The Malta Financial Services Authority (MFSA) has issued a warning against two unlicensed entities, Maxxoin Investment (Europe) Ltd and Livia Options.
Maxxoin Investment (Europe) Ltd
The unlicensed entity, with an internet presence here, purports to operate from an address in Malta, however the MFSA believes that this is not the case.
The entity claims that “Maxxoin is a platform where investors are offered an opportunity to gain up 108% ROI when they invest with crypto currencies while the company mines bitcoin using the sophisticated software.
“We offer deposits and withdrawals via cryptocurrencies, overcoming the biggest hurdle letting investors instantly transact funds. By using cyrptocurrencies instead of fiat, we provide investors instant deposits, lightning fast execution, variety of investment plans and best client support”.
The MFSA warned that Maxxion is falsely claiming to hold a Category 3 Investment Services licence issued by the regulator and is using a falsely drawn MFSA licence document:
The public, in Malta and abroad, have been warned that Maxxion is not a Maltese registered company, nor is it licensed or otherwise authorised by the MFSA to provide any investment services, VFA services or other financial services.
“Furthermore, information available to the MFSA suggests that Maxxion is likely to be a scheme of dubious nature with a high risk of loss of money.

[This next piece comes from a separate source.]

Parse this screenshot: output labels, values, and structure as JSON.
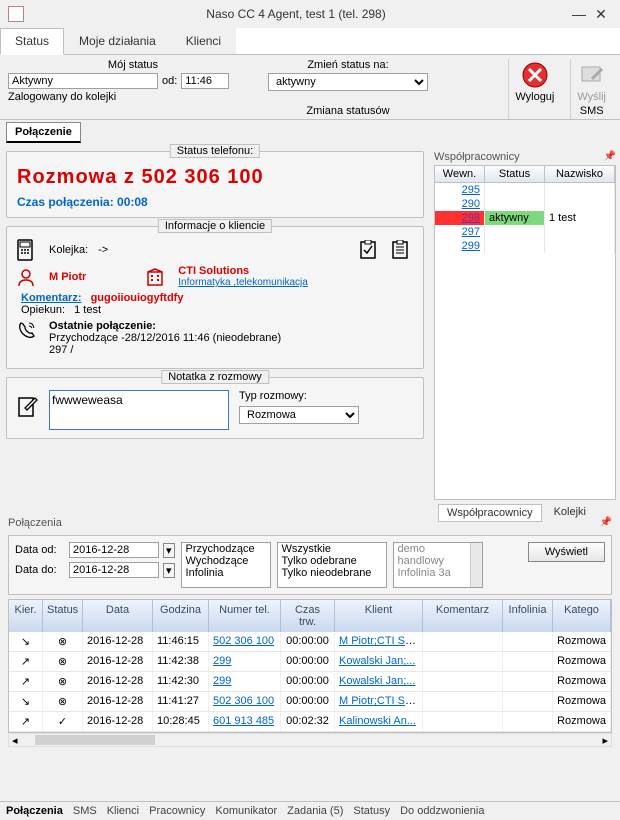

The public should therefore refrain from undertaking any business or transactions with the above-mentioned entity.”
The unlicensed entity, with an internet presence here, is promoting the service of forex trading and claims to hold a Category 3 Investment Services Licence, the MFSA warned.
The regulator wishes to alert the public that Livia Options or LvO Ltd is not a Maltese registered company nor licensed or otherwise authorised by the MFSA to provide forex trading services, or other financial services.
“Furthermore, information available to the MFSA suggests that Livia Options or LvO Ltd is likely to be a scheme of dubious nature with a high risk of loss of money. The public should therefore refrain from undertaking any business or transactions with the above-mentioned entity.”
Consumers of financial services were reminded not to enter into any financial services transaction unless they have ascertained that the entity with whom the transaction is being made is authorised to provide such services by the MFSA or another reputable financial services regulator.
Investors should also be extra cautious when being approached with offers of financial services via unconventional channels such as telephone calls or social media.
A list of entities licensed by the MFSA can be viewed on the official website of the MFSA here.
If you are a victim of a scam or think you might be dealing with an unauthorised entity or any other type of financial scam, first of all stop all transactions with the company and contact the MFSA here.